About 170 staff members at Windsor, Ont., hospitals have been placed on unpaid leave for not receiving their first dose of COVID-19 vaccine by the deadlines set out by their employers.
Hôtel-Dieu Grace Healthcare (HDGH) and Windsor Regional Hospital (WRH) had given staff and physicians until Sept. 22 to get their first COVID-19 shot or risk being suspended without pay, unless they could provide a valid medical exemption.
Employees have until Oct. 6 and Oct. 7 respectively to get vaccinated before they have their jobs terminated or privileges suspended, according to the hospitals.
A senior official at HDGH confirmed that 30 of their employees have now been suspended without pay for failing to meet the vaccine deadline.
“If these employees do not have the first vaccination on or before October 6th, they will face termination with cause,” wrote Biagio Marra, vice president of communications and corporate affairs at HDGH, in an email statement to The Epoch Times.
HDGH has reached a 97 percent vaccination rate amongst staff and physicians, as of Sept. 23.
WRH said in a news release on Sept. 22, that 96 percent of its employees are fully vaccinated.

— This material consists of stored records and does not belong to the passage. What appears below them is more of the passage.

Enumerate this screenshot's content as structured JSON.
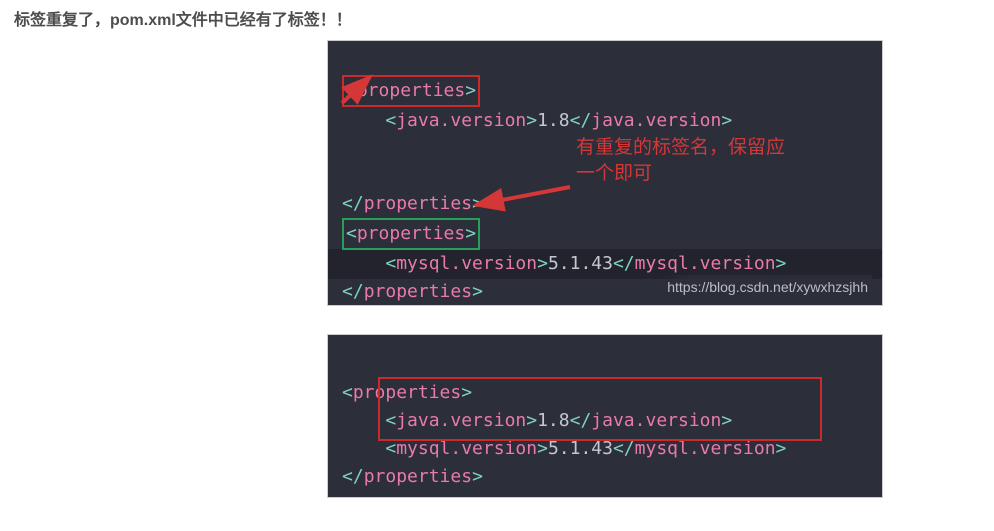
{
  "heading": "标签重复了，pom.xml文件中已经有了标签！！",
  "block1": {
    "line1_open": "properties",
    "line2_tag": "java.version",
    "line2_val": "1.8",
    "line3_close": "properties",
    "line4_open": "properties",
    "line5_tag": "mysql.version",
    "line5_val": "5.1.43",
    "line6_close": "properties",
    "annotation_l1": "有重复的标签名，保留应",
    "annotation_l2": "一个即可",
    "watermark": "https://blog.csdn.net/xywxhzsjhh"
  },
  "block2": {
    "line1_open": "properties",
    "line2_tag": "java.version",
    "line2_val": "1.8",
    "line3_tag": "mysql.version",
    "line3_val": "5.1.43",
    "line4_close": "properties"
  }
}
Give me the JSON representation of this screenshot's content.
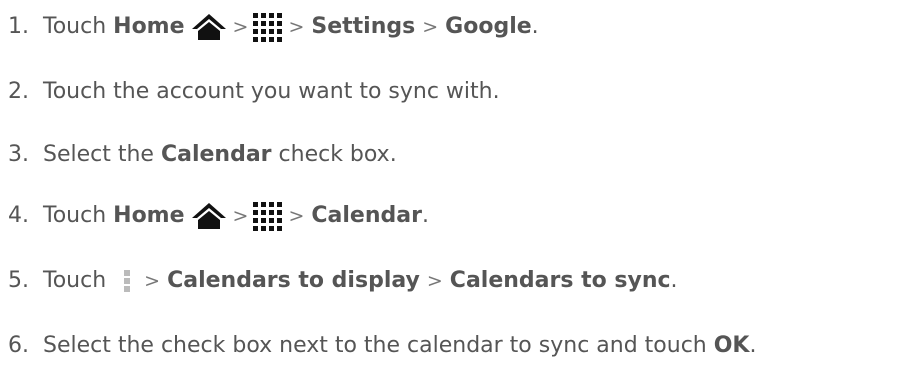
{
  "steps": [
    {
      "num": "1.",
      "touch": "Touch",
      "home": "Home",
      "gt1": ">",
      "gt2": ">",
      "settings": "Settings",
      "gt3": ">",
      "google": "Google",
      "end": "."
    },
    {
      "num": "2.",
      "text": "Touch the account you want to sync with."
    },
    {
      "num": "3.",
      "pre": "Select the",
      "bold": "Calendar",
      "post": "check box."
    },
    {
      "num": "4.",
      "touch": "Touch",
      "home": "Home",
      "gt1": ">",
      "gt2": ">",
      "calendar": "Calendar",
      "end": "."
    },
    {
      "num": "5.",
      "touch": "Touch",
      "gt1": ">",
      "display": "Calendars to display",
      "gt2": ">",
      "sync": "Calendars to sync",
      "end": "."
    },
    {
      "num": "6.",
      "text": "Select the check box next to the calendar to sync and touch",
      "ok": "OK",
      "end": "."
    }
  ],
  "icons": {
    "home": "home-icon",
    "apps": "apps-grid-icon",
    "menu": "menu-dots-icon"
  },
  "colors": {
    "text": "#555555",
    "icon": "#111111",
    "menu_icon": "#bbbbbb"
  }
}
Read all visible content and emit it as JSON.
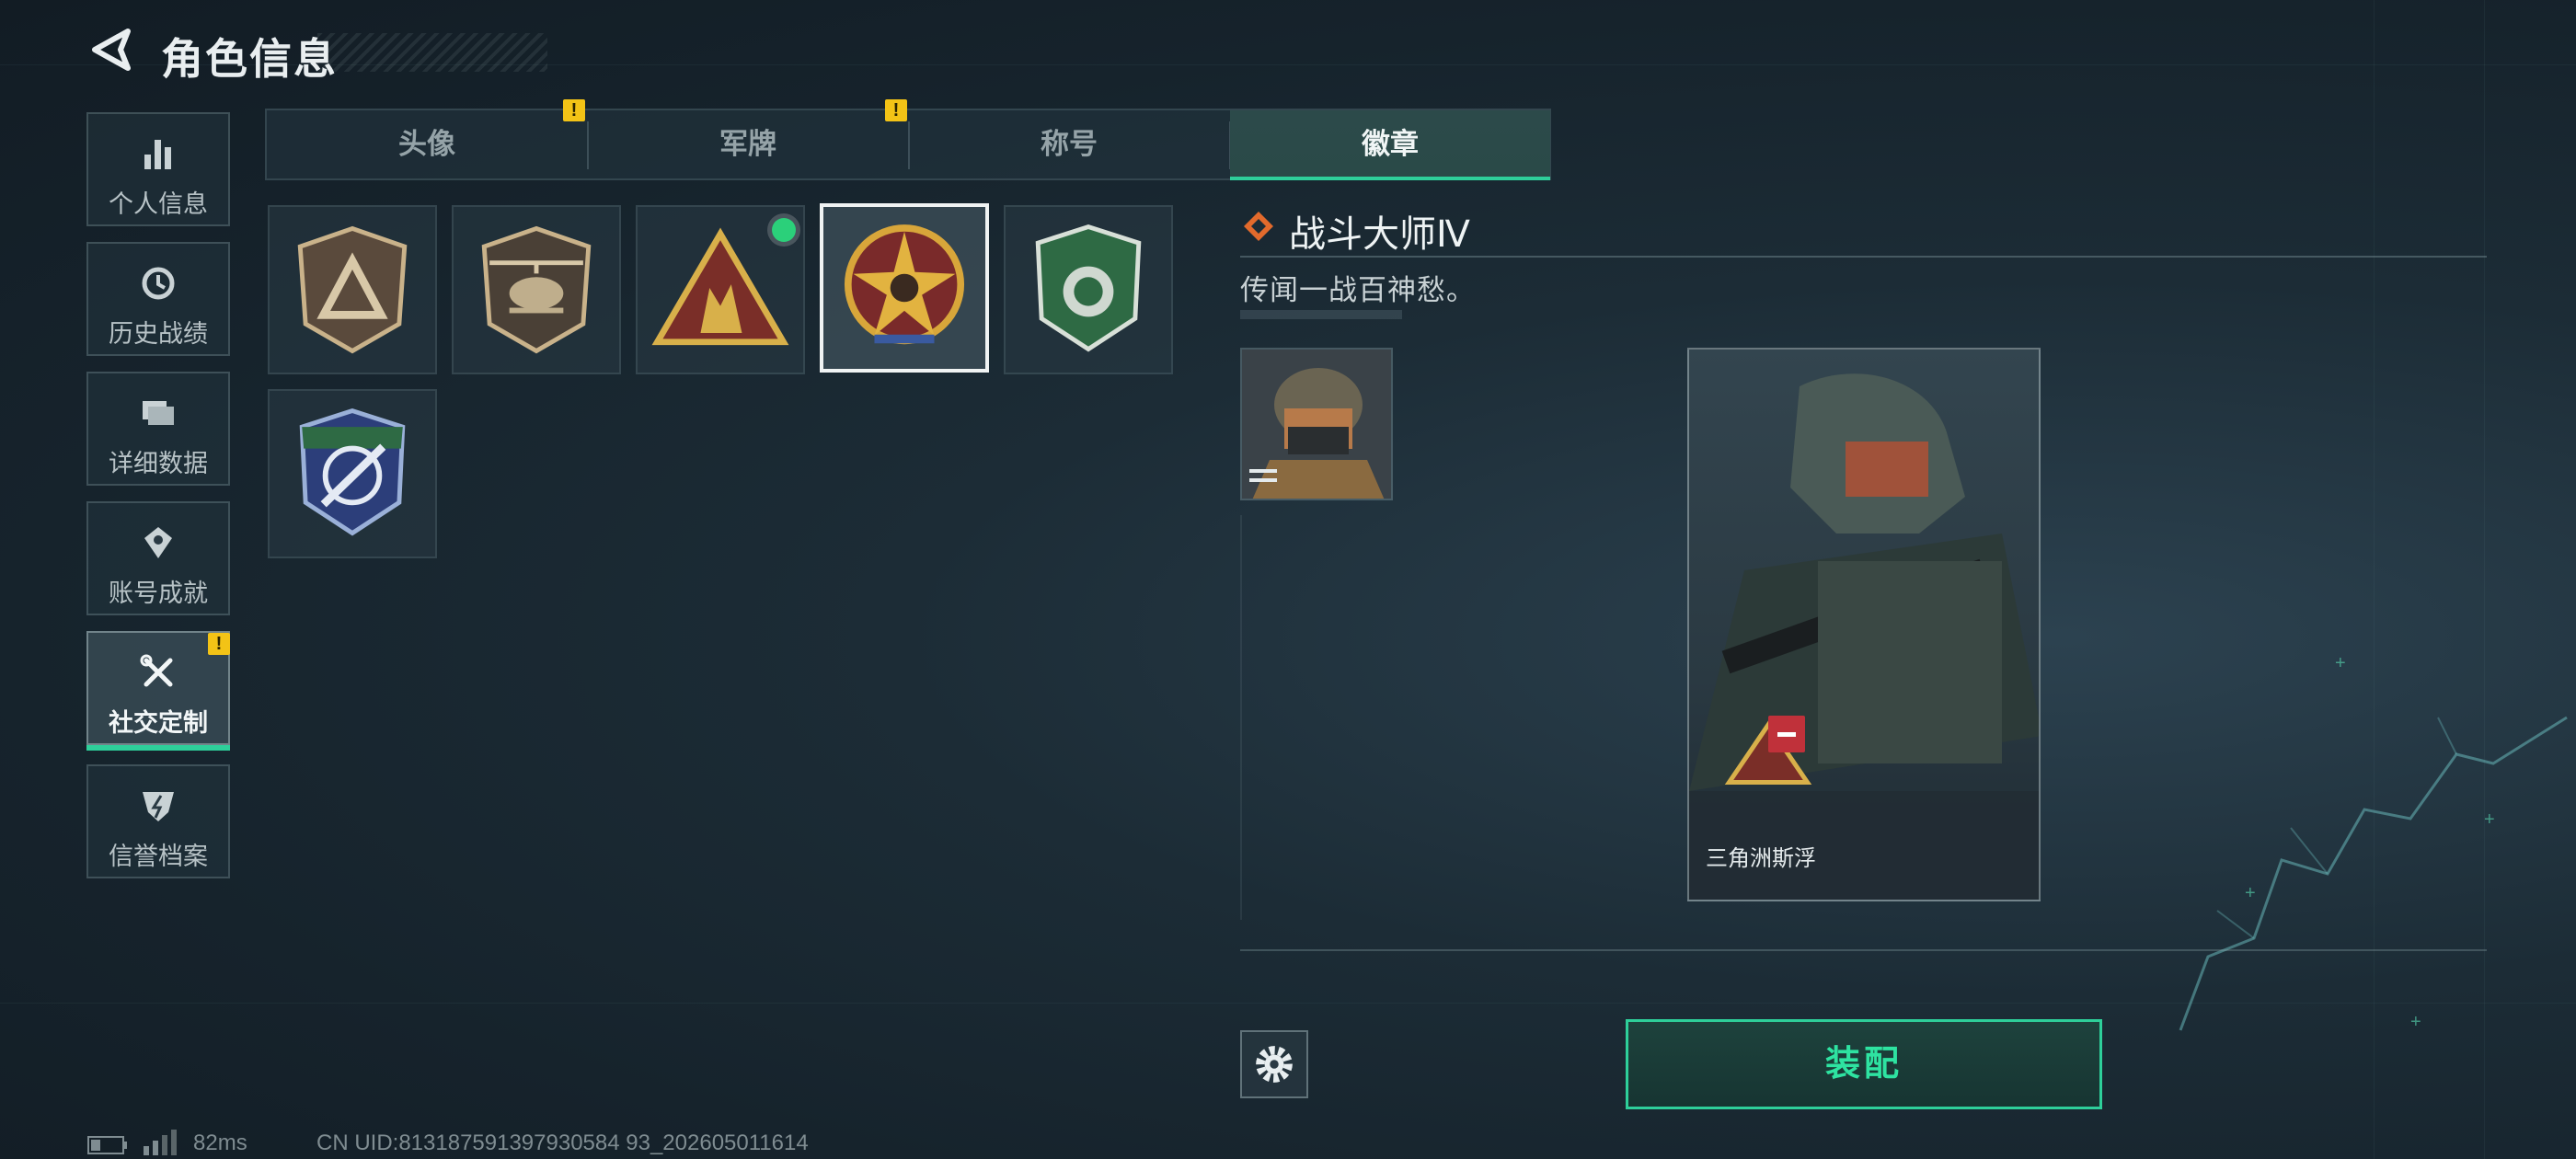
{
  "header": {
    "title": "角色信息"
  },
  "sidebar": {
    "items": [
      {
        "label": "个人信息",
        "icon": "bar-chart-icon",
        "active": false,
        "alert": false
      },
      {
        "label": "历史战绩",
        "icon": "history-icon",
        "active": false,
        "alert": false
      },
      {
        "label": "详细数据",
        "icon": "folder-icon",
        "active": false,
        "alert": false
      },
      {
        "label": "账号成就",
        "icon": "achievement-icon",
        "active": false,
        "alert": false
      },
      {
        "label": "社交定制",
        "icon": "tools-icon",
        "active": true,
        "alert": true
      },
      {
        "label": "信誉档案",
        "icon": "credit-icon",
        "active": false,
        "alert": false
      }
    ],
    "alert_symbol": "!"
  },
  "tabs": [
    {
      "label": "头像",
      "alert": true,
      "active": false
    },
    {
      "label": "军牌",
      "alert": true,
      "active": false
    },
    {
      "label": "称号",
      "alert": false,
      "active": false
    },
    {
      "label": "徽章",
      "alert": false,
      "active": true
    }
  ],
  "badges": [
    {
      "name": "triangle-shield-badge",
      "selected": false,
      "equipped": false
    },
    {
      "name": "helicopter-badge",
      "selected": false,
      "equipped": false
    },
    {
      "name": "squad-triangle-badge",
      "selected": false,
      "equipped": true
    },
    {
      "name": "combat-master-star-badge",
      "selected": true,
      "equipped": false
    },
    {
      "name": "green-shield-badge",
      "selected": false,
      "equipped": false
    },
    {
      "name": "blue-sniper-badge",
      "selected": false,
      "equipped": false
    }
  ],
  "detail": {
    "title": "战斗大师Ⅳ",
    "description": "传闻一战百神愁。"
  },
  "preview": {
    "player_name": "三角洲斯浮"
  },
  "actions": {
    "equip_label": "装配",
    "settings_icon": "gear-icon"
  },
  "status": {
    "latency": "82ms",
    "uid": "CN UID:813187591397930584 93_202605011614"
  },
  "colors": {
    "accent": "#2ecf9a",
    "warning": "#f3c316",
    "remove": "#c0313a",
    "equipped_dot": "#2bd07a"
  }
}
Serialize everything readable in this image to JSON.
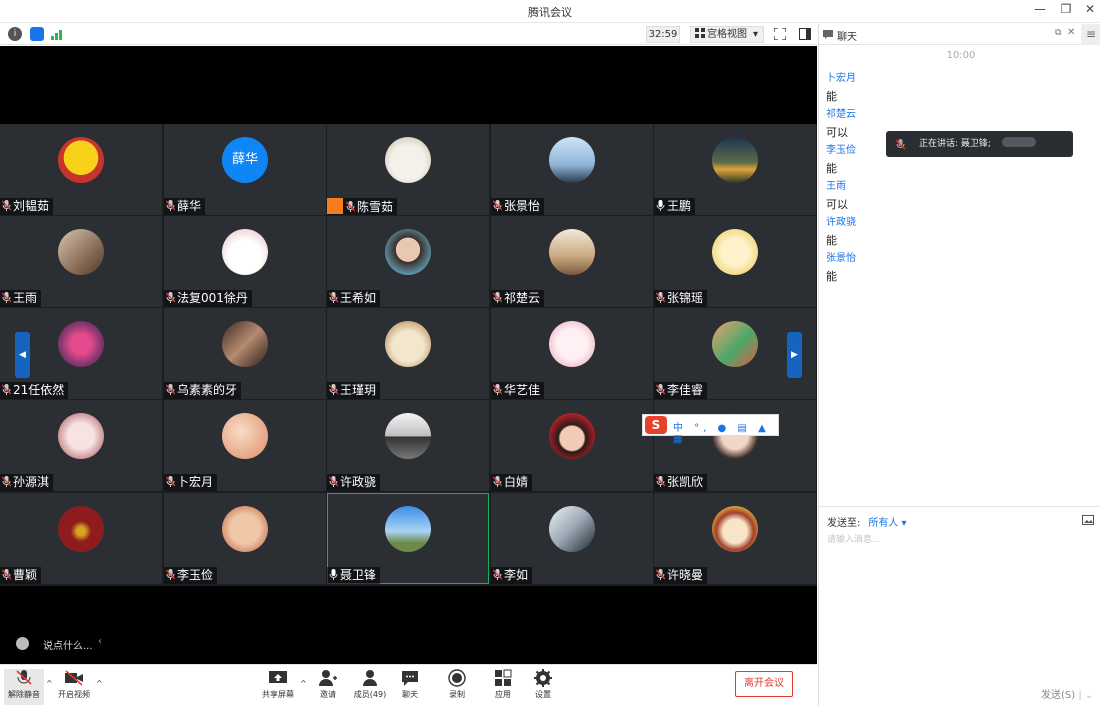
{
  "window": {
    "title": "腾讯会议"
  },
  "infobar": {
    "timer": "32:59",
    "view_mode": "宫格视图"
  },
  "grid": {
    "tiles": [
      {
        "name": "刘韫茹",
        "av": "pikachu"
      },
      {
        "name": "薛华",
        "av": "text",
        "avatar_text": "薛华"
      },
      {
        "name": "陈雪茹",
        "av": "dog",
        "host": true
      },
      {
        "name": "张景怡",
        "av": "lake"
      },
      {
        "name": "王鹏",
        "av": "sunset",
        "mic_on": true
      },
      {
        "name": "王雨",
        "av": "forest"
      },
      {
        "name": "法复001徐丹",
        "av": "bunny"
      },
      {
        "name": "王希如",
        "av": "girl"
      },
      {
        "name": "祁楚云",
        "av": "cat"
      },
      {
        "name": "张锦瑶",
        "av": "anime"
      },
      {
        "name": "21任依然",
        "av": "pink"
      },
      {
        "name": "乌素素的牙",
        "av": "people"
      },
      {
        "name": "王瑾玥",
        "av": "puppy"
      },
      {
        "name": "华艺佳",
        "av": "drawn"
      },
      {
        "name": "李佳睿",
        "av": "cartoon"
      },
      {
        "name": "孙源淇",
        "av": "animefem"
      },
      {
        "name": "卜宏月",
        "av": "peach"
      },
      {
        "name": "许政骁",
        "av": "person"
      },
      {
        "name": "白婧",
        "av": "bow"
      },
      {
        "name": "张凯欣",
        "av": "face"
      },
      {
        "name": "曹颖",
        "av": "red"
      },
      {
        "name": "李玉俭",
        "av": "baby"
      },
      {
        "name": "聂卫锋",
        "av": "sky",
        "active": true,
        "mic_on": true
      },
      {
        "name": "李如",
        "av": "bw"
      },
      {
        "name": "许晓曼",
        "av": "chibi"
      }
    ]
  },
  "chat_bar": {
    "placeholder": "说点什么..."
  },
  "toolbar": {
    "unmute": "解除静音",
    "video": "开启视频",
    "share": "共享屏幕",
    "invite": "邀请",
    "members": "成员(49)",
    "chat": "聊天",
    "record": "录制",
    "apps": "应用",
    "settings": "设置",
    "leave": "离开会议"
  },
  "chat": {
    "title": "聊天",
    "time": "10:00",
    "messages": [
      {
        "sender": "卜宏月",
        "text": "能"
      },
      {
        "sender": "祁楚云",
        "text": "可以"
      },
      {
        "sender": "李玉俭",
        "text": "能"
      },
      {
        "sender": "王雨",
        "text": "可以"
      },
      {
        "sender": "许政骁",
        "text": "能"
      },
      {
        "sender": "张景怡",
        "text": "能"
      }
    ],
    "speaking": "正在讲话: 聂卫锋;",
    "send_to_label": "发送至:",
    "send_to_value": "所有人",
    "input_placeholder": "请输入消息...",
    "send_button": "发送(S)"
  },
  "colors": {
    "accent": "#0f86f5",
    "leave": "#e53935",
    "active_border": "#1aaf5d",
    "tile_bg": "#2b2e33"
  }
}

However, 140 individuals, who represent approximately 4 percent of the workforce, have not complied with the policy, including 84 clinical staff, 56 non-clinical staff, and seven professional staff members. They are now placed on a two-week unpaid leave.
The workplace policies follow a directive from Ontario’s top public health official requiring all hospitals to develop COVID-19 vaccination policies. The directive requires hospitals to, at a minimum, require regular virus testing for unvaccinated workers.
David Musyj, CEO of WRH, who took a similar approach as HDGH in implementing stricter vaccine mandates, said his hospital made the decision in order to “put the safety and well-being of patients, our community, and team members first.”
Mandatory vaccination policies have triggered a series of protests by public employees recently, including health workers demonstrating outside hospitals across Canada. Prime Minister Justin Trudeau has condemned such protests as “intimidation,” while vowing to criminalize protests that block access to hospitals, vaccine clinics, testing centres, or other health services.
Canadian Frontline Nurses, a medical freedom advocacy group, who organized the protests outside hospitals on Sept. 1 and Sept. 13, responded to Trudeau in an open letter on Sept. 17, saying this type of rhetoric creates a divisive environment that “pits family and friends against one another based on medical choices that individuals have made with careful consideration.”
“As healthcare providers we believe that a one size fits all healthcare policy is not wise. There are many factors which need to be considered and Canadians have expressed their desire to contemplate and discuss their decisions with their doctors without any government interference,” the letter read.
“We believe that doctors should be providing guidance with education and informed consent based on individual needs and that coercion and intimidation has no place in creating a fair, just, healthcare outcome.”
Rights group Stand Up Canada, which has been vocal on the issue of vaccine choice, said Canada is at the “end of medical freedom.”
“No matter if you are pro-vaccination, against these measures or somewhere in between, to have a vaccination forced on you is not only illegal, it is unconstitutional, discriminatory and unenforceable,” says a posting on the group’s website.
“Can anyone, including your employer force you to put anything into your body that you do not want?”